This summer has also been very special for C3G’s metagenome specialist Emmanuel Gonzalez with a publication in Pain highlighting a strong potential link between the microbiome and fibromyalgia, a terrible and elusive disorder affecting a large fraction of the population. This study drew quite a nice amount of media attention, notably from the
Montreal Gazette and the CBC. We are very proud to say that through Emmanuel, C3G provided first-rate analysis services for experimental design, species identification, statistical analysis, machine learning and finally for working hand-in-hand with Drs. Minerbi and Brereton on biological interpretation. Importantly, Emmanuel’s applied ANCHOR here, a method he also
published earlier this year, which enables the identification of microbial species at a resolution higher than for other common 16S sequencing data analysis methods.
Altered differentiation is central to HIV-specific CD4+ T cell dysfunction in progressive disease

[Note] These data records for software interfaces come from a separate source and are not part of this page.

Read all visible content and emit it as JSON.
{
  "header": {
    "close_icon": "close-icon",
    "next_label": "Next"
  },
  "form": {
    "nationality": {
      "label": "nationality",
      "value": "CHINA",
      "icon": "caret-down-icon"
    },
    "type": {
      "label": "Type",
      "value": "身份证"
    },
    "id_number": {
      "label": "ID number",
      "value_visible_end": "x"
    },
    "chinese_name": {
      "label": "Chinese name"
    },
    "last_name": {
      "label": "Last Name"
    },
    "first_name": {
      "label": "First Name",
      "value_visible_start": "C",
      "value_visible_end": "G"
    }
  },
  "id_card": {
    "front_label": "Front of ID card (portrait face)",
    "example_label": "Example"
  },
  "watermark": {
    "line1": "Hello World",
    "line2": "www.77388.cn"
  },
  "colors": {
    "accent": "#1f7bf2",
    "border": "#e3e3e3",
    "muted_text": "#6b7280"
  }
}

Another noteworthy publication to which C3G contributed as author to was published in Nature Immunology this summer. Among other things, this study contrasted specific HIV specific CD4 T-cells subpopulations between antiretroviral therapy treated and elite controller patients, which contributes to a better understanding of why viral control is lost once antiretroviral therapy is interrupted. For this project, C3G services analyst Éloi Mercier performed careful quality control and complex functional genomics analyses, working closely with the lead authors for interpretation and visualization of results. We are immensely thankful to Drs Mourou and Kaufmann for offering us the opportunity of helping advance HIV research.
The International Human Epigenome
Consortium Data Portal
The International Human Epigenome Consortium (IHEC) coordinates the production of reference epigenome maps through the characterization of the regulome, methylome, and transcriptome from a wide range of tissues and cell types. To define conventions ensuring the compatibility of datasets and establish an infrastructure enabling data integration, analysis, and sharing, we developed the IHEC Data Portal (http://epigenomesportal.ca/ihec). The portal provides access to >7,000 reference epigenomic datasets, generated from >600 tissues, which have been contributed by seven international consortia:ENCODE, NIH Roadmap, CEEHRC, Blueprint, DEEP, AMED-CREST, and KNIH. The portal enhances the utility of these reference maps by facilitating the discovery, visualization, analysis, download, and sharing of epigenomics data. The IHEC Data Portal is the official source to navigate through IHEC datasets and represents a strategy for unifying the distributed data produced by international research consortia.